November 08, 2006
Starting last year about this time I have been searching for a martial art activity for myself. Initially I started with karate as that is what I had done before. Being out of shape and trying to return to something I was once very good at was disheartening to say the least. The mental image I had bore no resemblance to the physical reality I was experiencing. My return to karate lasted exactly two evenings.
Discouraged, I sat out the entire winter, thinking about doing something but never following through. Eventually I decided to go and watch the local kendo club. Since I had never participated in kendo before I wouldn’t have prior experience clouding my expectations. At first I really enjoyed kendo; it was new, the people were nice, and it felt good to be out doing something again. That I was also altering my lifestyle so as to lose some weight helped.
My enthusiasm for kendo has diminished, however. It is more tightly focused than karate and therefore more repetitious. My karate experience encompassed principles and techniques from jujitsu, judo, aikido, and plain old boxing. The focus of practices were varied. The kendo workouts have become predictable and a bit boring. I find that I always look for excuses not to attend, and when I do attend, I spend the entire time looking forward to the end of class.
Organizations or clubs are like living organisms. And like all life forms they will reject that which is foreign to them. I don’t feel rejected by the club or its members, but I don’t feel like I fit in either. My goals or objectives are being met by the style or practice, or the style of the art. In short, I need to move on to something else.
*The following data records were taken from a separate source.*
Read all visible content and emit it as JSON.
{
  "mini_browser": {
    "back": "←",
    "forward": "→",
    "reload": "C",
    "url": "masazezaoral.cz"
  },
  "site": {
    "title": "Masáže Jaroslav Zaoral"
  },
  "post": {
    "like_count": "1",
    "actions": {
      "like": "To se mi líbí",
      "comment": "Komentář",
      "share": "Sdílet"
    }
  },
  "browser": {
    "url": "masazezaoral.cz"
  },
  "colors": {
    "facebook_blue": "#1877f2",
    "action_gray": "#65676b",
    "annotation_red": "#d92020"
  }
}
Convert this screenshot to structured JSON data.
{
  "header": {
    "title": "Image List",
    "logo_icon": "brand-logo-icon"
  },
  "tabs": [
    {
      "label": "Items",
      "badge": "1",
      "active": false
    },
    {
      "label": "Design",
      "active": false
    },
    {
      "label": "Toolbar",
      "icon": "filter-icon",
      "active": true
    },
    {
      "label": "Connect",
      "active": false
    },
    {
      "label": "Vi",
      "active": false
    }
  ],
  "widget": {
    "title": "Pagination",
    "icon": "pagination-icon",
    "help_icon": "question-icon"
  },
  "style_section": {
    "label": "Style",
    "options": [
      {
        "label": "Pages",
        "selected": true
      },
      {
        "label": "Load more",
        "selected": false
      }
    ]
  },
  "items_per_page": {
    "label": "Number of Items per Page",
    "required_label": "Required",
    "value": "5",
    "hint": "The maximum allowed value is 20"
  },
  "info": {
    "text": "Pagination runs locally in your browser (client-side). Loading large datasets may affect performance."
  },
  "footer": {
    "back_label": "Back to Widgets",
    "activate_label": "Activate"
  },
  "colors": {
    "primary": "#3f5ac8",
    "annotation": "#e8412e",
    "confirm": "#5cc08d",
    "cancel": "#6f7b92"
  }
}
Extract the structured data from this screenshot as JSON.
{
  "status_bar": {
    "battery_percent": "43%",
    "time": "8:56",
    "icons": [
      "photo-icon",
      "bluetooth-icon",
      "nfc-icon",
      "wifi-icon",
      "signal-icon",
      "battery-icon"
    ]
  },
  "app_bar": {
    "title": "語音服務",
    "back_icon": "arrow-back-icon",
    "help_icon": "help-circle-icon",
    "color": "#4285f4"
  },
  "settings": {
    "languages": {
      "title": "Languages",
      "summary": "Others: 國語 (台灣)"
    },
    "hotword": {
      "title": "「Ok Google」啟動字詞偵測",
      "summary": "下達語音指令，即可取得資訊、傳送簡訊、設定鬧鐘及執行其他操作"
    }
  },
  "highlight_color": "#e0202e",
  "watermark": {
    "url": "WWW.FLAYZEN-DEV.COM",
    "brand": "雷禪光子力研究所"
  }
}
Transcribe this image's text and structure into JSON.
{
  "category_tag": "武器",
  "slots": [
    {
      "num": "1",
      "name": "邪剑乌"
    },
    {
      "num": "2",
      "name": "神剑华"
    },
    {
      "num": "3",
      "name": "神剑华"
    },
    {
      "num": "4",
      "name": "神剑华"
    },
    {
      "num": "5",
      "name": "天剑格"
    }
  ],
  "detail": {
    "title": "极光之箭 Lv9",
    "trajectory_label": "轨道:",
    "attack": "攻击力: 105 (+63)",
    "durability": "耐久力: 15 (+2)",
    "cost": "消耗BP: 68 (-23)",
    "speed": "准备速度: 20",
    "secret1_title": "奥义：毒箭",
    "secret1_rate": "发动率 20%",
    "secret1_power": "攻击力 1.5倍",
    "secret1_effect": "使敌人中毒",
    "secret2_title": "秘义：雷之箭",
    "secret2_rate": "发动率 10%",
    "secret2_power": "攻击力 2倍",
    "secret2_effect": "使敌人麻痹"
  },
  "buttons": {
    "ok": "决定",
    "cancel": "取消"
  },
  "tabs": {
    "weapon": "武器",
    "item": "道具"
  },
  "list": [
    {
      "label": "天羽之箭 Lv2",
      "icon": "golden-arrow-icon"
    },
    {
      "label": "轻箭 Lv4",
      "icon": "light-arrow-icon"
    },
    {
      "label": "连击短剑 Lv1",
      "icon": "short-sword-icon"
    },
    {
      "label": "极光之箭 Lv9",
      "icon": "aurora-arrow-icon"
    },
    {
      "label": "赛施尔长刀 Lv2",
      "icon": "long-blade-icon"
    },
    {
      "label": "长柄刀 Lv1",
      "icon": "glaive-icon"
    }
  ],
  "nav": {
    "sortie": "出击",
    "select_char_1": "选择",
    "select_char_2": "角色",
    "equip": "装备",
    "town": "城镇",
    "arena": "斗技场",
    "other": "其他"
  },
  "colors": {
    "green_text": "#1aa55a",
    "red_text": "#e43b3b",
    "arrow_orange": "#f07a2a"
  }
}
There is some sadness at ending my kendo workouts. I will miss the shared camaraderie of two hours in 108 degree heat, I will miss the people. I will not miss the feeling that I have to go. I need to keep looking until I find something I want, so that attending is what I do, not what I have to do.